- THE TASK -
If a line of the material holds the string "characters", please copy it.

- RECORD EXCERPTS -
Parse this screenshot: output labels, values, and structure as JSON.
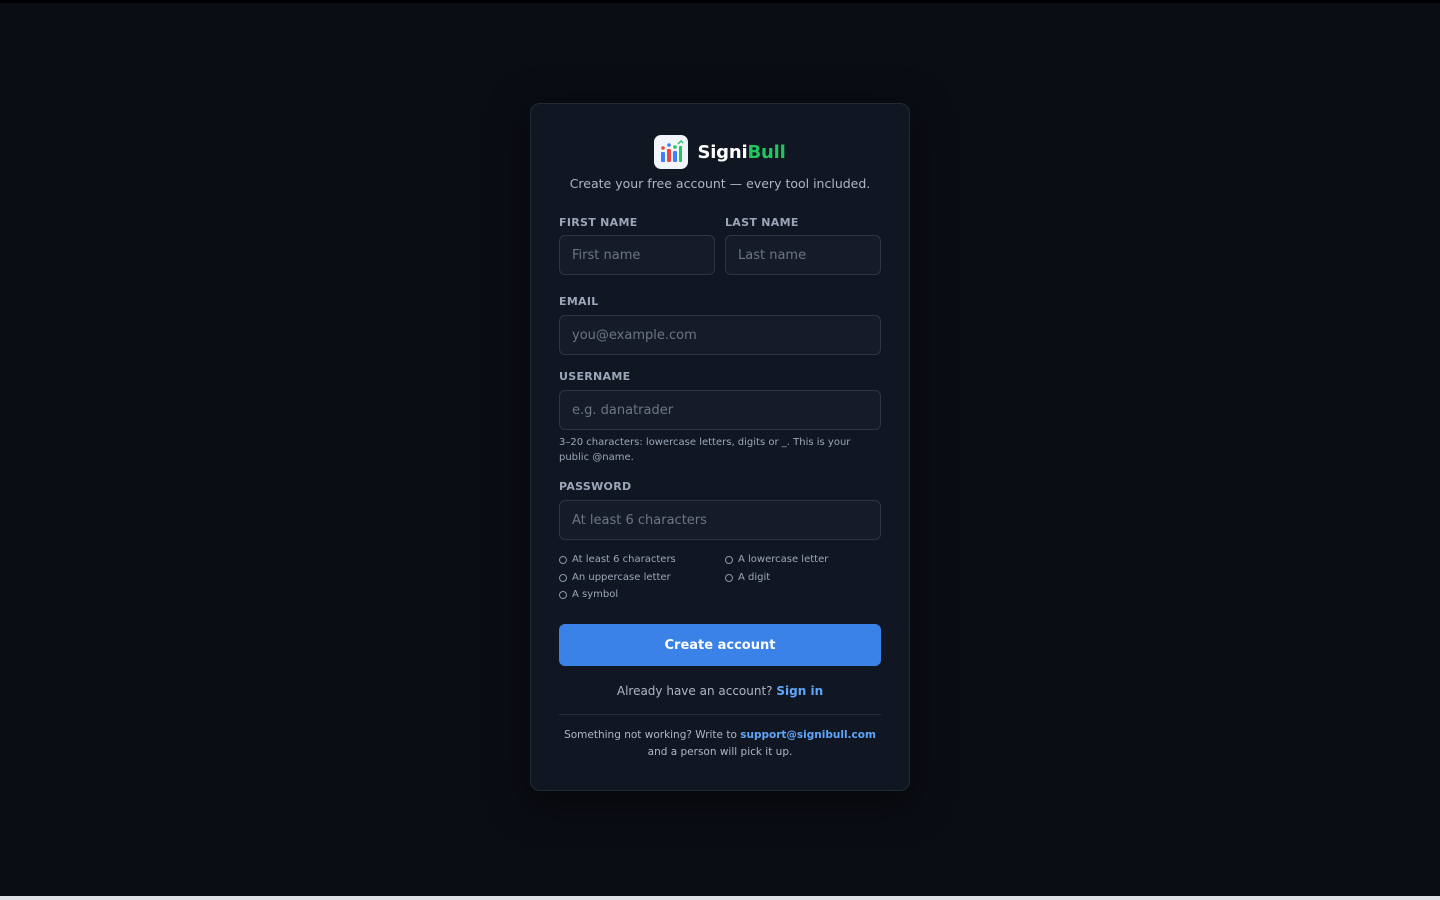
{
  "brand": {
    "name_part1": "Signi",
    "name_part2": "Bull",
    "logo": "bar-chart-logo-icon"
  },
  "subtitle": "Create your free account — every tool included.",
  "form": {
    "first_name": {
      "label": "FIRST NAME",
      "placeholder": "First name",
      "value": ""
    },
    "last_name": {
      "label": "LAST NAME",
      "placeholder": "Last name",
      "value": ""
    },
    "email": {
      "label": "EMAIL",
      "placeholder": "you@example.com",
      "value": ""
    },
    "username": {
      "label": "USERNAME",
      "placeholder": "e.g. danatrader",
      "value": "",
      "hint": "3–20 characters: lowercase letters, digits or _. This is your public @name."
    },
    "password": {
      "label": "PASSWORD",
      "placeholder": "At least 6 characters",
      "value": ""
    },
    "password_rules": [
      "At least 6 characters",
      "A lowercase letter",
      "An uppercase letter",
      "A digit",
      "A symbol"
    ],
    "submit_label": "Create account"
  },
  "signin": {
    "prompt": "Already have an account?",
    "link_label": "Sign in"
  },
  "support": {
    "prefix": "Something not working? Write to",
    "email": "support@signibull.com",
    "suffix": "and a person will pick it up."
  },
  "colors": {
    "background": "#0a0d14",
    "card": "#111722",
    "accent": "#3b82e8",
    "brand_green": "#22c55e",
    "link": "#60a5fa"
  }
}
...
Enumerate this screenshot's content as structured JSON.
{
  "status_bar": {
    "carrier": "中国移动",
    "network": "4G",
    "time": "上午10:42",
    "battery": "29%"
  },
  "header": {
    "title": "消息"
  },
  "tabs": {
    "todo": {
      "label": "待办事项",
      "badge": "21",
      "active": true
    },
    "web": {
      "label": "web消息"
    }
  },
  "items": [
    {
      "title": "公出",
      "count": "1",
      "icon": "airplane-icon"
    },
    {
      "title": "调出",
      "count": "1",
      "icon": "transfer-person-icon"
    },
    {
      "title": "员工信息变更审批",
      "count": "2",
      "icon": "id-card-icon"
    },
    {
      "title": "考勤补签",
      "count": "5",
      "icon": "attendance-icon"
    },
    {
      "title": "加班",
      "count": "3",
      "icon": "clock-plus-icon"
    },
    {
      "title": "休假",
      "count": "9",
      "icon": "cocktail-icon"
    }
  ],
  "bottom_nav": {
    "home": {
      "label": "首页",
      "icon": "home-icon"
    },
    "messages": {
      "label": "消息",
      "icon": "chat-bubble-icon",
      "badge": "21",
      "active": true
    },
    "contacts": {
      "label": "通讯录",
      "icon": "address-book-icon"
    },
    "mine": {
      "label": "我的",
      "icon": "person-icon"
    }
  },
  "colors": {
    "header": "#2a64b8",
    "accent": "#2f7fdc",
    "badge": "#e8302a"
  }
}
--
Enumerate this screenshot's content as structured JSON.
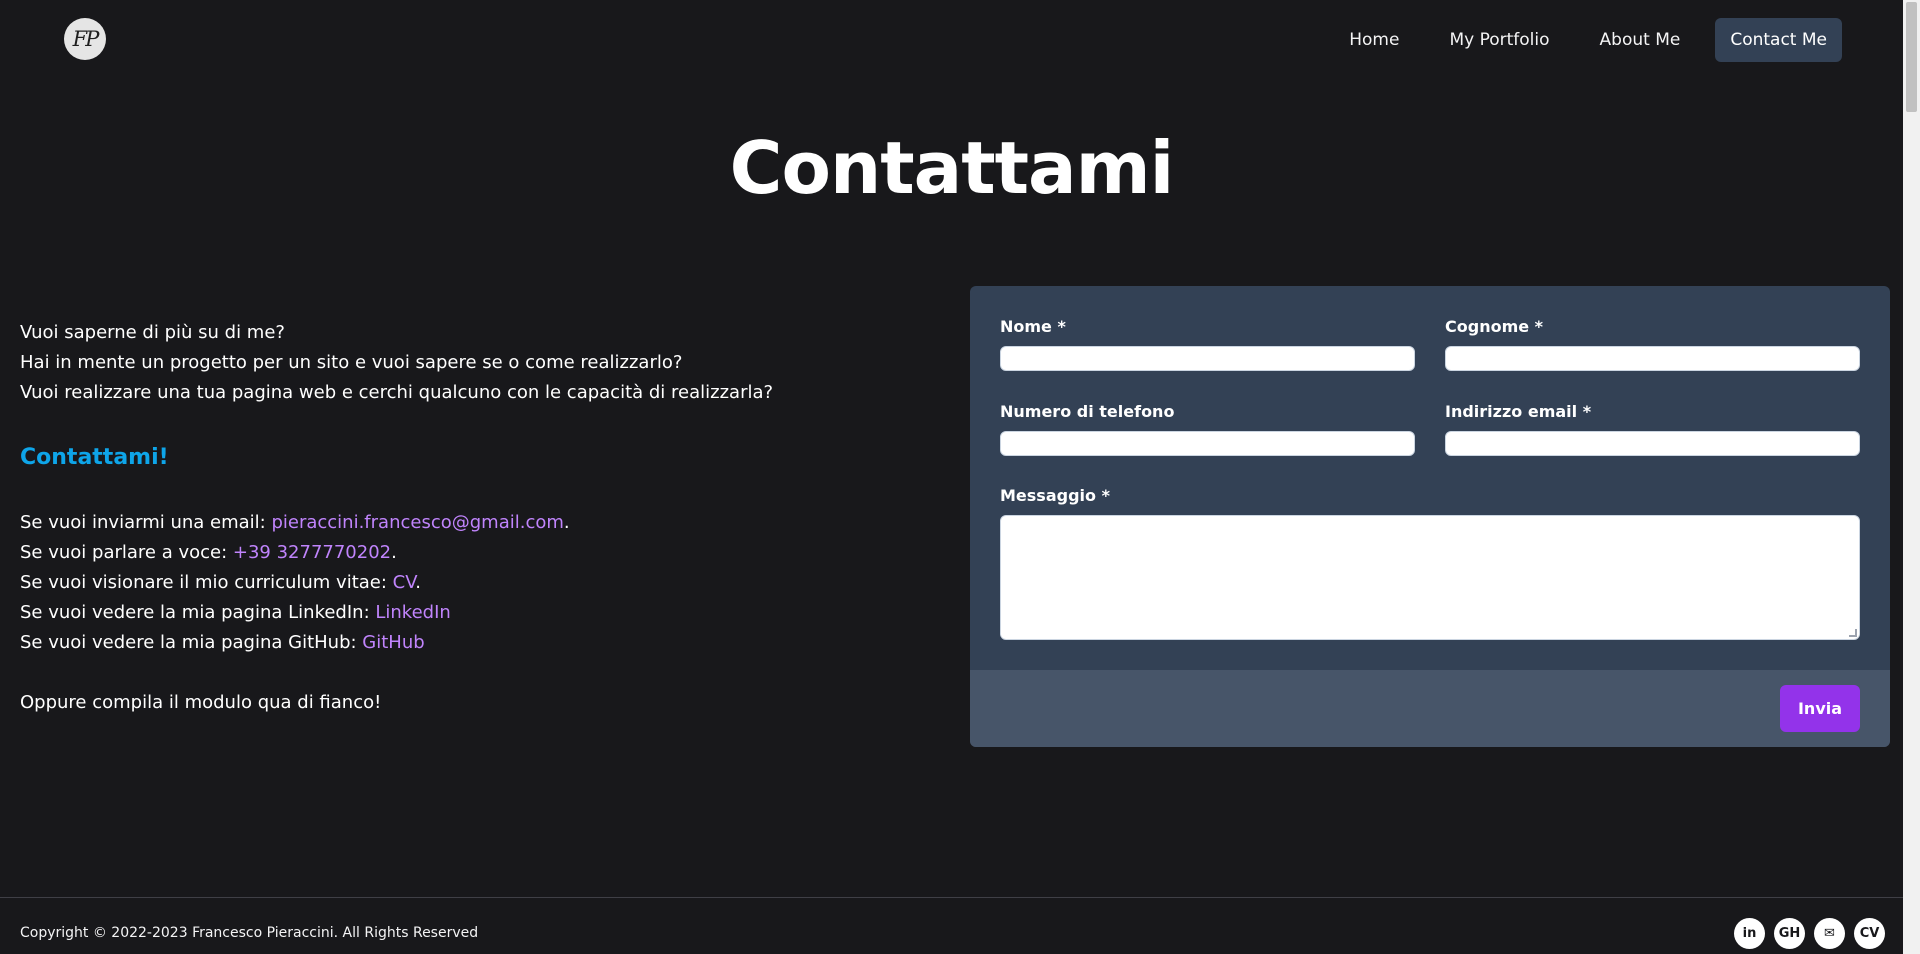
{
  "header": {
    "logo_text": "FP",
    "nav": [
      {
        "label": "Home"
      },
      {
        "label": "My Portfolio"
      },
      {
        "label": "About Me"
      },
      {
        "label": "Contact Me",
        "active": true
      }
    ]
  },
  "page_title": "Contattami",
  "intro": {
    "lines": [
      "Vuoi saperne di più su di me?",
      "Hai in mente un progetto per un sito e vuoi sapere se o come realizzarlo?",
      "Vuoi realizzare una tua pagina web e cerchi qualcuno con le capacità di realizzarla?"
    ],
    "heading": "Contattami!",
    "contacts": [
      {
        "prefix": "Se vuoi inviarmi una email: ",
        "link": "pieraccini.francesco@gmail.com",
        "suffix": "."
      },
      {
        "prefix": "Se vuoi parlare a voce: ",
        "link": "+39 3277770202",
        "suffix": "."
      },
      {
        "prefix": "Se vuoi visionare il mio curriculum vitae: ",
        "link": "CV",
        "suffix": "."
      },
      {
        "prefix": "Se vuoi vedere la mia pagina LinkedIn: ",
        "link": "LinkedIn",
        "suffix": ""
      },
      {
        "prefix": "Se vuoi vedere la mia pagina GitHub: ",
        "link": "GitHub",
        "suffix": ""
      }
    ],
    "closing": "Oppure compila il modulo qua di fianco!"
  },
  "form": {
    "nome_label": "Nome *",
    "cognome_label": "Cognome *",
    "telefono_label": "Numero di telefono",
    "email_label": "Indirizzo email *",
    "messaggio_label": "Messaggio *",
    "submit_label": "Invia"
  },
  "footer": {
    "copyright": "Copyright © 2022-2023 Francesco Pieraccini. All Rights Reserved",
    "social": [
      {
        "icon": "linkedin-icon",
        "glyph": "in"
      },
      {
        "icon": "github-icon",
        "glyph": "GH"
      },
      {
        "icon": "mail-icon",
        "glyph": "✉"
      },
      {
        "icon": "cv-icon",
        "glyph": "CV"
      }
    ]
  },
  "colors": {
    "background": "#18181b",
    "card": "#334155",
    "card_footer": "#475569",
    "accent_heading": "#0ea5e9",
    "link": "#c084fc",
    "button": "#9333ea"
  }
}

- TASK ANSWER -
      "hint": "3–20 characters: lowercase letters, digits or _. This is your public @name."
      "placeholder": "At least 6 characters",
      "At least 6 characters",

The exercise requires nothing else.